*** Data records Section Begins ***

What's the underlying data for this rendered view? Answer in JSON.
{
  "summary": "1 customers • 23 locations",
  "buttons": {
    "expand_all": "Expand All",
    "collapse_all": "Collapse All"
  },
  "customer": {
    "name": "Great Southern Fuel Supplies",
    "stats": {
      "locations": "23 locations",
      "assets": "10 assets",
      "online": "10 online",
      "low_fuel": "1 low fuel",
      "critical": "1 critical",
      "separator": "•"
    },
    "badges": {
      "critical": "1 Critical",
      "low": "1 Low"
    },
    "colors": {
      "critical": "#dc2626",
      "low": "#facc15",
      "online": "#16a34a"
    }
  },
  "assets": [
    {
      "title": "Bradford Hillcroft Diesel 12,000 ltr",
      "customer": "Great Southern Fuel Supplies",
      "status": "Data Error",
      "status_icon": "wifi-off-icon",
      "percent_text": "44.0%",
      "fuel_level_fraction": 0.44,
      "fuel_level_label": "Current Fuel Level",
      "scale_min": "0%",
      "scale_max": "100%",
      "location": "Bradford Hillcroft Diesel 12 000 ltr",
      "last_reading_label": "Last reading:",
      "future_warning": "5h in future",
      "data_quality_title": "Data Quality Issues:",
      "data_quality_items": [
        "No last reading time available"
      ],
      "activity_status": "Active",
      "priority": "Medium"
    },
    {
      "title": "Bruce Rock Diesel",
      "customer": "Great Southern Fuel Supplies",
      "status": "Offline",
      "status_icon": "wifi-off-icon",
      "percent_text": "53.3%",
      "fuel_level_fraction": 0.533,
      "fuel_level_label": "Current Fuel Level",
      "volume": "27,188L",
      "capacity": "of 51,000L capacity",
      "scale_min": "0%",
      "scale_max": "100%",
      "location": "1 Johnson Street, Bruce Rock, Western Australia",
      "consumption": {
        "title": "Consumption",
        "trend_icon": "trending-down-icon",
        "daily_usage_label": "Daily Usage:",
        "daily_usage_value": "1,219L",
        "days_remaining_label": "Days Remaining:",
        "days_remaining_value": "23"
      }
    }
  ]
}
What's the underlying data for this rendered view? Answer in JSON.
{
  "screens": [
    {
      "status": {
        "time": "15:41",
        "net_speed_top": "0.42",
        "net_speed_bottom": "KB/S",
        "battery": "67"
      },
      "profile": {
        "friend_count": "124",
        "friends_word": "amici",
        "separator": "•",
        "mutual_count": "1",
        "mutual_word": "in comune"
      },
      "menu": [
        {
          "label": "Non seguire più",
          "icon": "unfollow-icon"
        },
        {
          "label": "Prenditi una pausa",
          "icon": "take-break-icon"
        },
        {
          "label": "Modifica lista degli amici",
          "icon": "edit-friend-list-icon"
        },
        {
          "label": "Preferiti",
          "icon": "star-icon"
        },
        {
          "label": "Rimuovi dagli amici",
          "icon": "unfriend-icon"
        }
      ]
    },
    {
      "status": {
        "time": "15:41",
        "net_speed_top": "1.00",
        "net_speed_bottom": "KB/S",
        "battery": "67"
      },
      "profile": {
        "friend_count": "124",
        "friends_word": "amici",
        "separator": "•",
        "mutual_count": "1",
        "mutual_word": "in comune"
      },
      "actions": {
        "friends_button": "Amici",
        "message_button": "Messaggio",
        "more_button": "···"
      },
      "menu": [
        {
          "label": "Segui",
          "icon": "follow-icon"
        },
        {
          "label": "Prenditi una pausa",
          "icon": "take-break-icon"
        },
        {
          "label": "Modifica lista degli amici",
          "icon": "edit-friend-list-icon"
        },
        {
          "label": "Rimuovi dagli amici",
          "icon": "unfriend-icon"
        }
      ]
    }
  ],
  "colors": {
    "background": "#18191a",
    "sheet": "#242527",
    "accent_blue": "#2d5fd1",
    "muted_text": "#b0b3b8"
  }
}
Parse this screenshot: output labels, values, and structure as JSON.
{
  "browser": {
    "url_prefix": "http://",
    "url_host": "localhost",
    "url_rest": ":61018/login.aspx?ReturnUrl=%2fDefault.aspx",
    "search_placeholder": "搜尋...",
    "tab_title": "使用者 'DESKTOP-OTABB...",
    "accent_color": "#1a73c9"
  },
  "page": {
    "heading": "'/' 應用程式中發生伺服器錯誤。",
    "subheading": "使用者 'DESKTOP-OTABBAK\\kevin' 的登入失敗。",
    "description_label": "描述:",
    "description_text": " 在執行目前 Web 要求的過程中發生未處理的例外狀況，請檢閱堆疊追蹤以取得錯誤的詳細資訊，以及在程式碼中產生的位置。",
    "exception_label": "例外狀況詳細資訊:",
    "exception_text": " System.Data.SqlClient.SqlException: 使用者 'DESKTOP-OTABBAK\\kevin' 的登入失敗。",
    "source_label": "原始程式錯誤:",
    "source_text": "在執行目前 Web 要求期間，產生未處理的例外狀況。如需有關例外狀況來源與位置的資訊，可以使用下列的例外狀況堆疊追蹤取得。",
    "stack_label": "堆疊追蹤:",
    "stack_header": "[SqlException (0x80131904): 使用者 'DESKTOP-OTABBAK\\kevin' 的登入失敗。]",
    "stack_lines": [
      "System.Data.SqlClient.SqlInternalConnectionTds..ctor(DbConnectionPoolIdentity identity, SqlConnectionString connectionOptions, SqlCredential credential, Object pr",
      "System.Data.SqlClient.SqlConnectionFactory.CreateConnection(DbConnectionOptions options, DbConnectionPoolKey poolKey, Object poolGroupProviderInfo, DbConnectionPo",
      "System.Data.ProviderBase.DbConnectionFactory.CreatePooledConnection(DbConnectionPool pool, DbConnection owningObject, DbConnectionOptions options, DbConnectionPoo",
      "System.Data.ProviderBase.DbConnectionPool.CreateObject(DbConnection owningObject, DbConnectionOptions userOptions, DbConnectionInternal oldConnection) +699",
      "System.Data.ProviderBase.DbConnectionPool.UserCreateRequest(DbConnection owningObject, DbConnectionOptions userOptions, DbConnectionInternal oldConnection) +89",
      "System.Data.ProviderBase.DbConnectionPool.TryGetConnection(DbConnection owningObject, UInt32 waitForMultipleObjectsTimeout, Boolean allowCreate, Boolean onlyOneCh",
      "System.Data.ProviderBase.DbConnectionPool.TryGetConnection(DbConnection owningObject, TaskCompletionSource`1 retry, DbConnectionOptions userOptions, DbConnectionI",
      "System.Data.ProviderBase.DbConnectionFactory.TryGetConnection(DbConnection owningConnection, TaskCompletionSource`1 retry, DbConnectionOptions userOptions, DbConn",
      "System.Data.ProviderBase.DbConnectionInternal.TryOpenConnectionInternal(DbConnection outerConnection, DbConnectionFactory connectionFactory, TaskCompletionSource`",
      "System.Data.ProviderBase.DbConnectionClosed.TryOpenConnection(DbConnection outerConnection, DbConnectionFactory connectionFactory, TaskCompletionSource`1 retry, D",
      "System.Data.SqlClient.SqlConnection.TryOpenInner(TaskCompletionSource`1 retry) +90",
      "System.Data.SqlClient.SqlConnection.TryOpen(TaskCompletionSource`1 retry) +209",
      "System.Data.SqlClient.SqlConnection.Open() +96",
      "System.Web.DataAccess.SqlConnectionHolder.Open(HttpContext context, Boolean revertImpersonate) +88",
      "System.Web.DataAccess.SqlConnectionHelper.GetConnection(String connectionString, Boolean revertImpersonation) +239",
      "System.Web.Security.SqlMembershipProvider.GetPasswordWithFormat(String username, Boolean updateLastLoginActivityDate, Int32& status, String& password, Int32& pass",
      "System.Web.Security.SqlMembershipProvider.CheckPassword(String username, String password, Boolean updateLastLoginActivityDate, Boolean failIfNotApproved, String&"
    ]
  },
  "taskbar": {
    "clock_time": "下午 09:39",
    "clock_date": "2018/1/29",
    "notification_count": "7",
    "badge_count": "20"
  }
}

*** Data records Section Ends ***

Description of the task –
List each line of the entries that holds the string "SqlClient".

Solution –
    "exception_text": " System.Data.SqlClient.SqlException: 使用者 'DESKTOP-OTABBAK\\kevin' 的登入失敗。",
      "System.Data.SqlClient.SqlInternalConnectionTds..ctor(DbConnectionPoolIdentity identity, SqlConnectionString connectionOptions, SqlCredential credential, Object pr",
      "System.Data.SqlClient.SqlConnectionFactory.CreateConnection(DbConnectionOptions options, DbConnectionPoolKey poolKey, Object poolGroupProviderInfo, DbConnectionPo",
      "System.Data.SqlClient.SqlConnection.TryOpenInner(TaskCompletionSource`1 retry) +90",
      "System.Data.SqlClient.SqlConnection.TryOpen(TaskCompletionSource`1 retry) +209",
      "System.Data.SqlClient.SqlConnection.Open() +96",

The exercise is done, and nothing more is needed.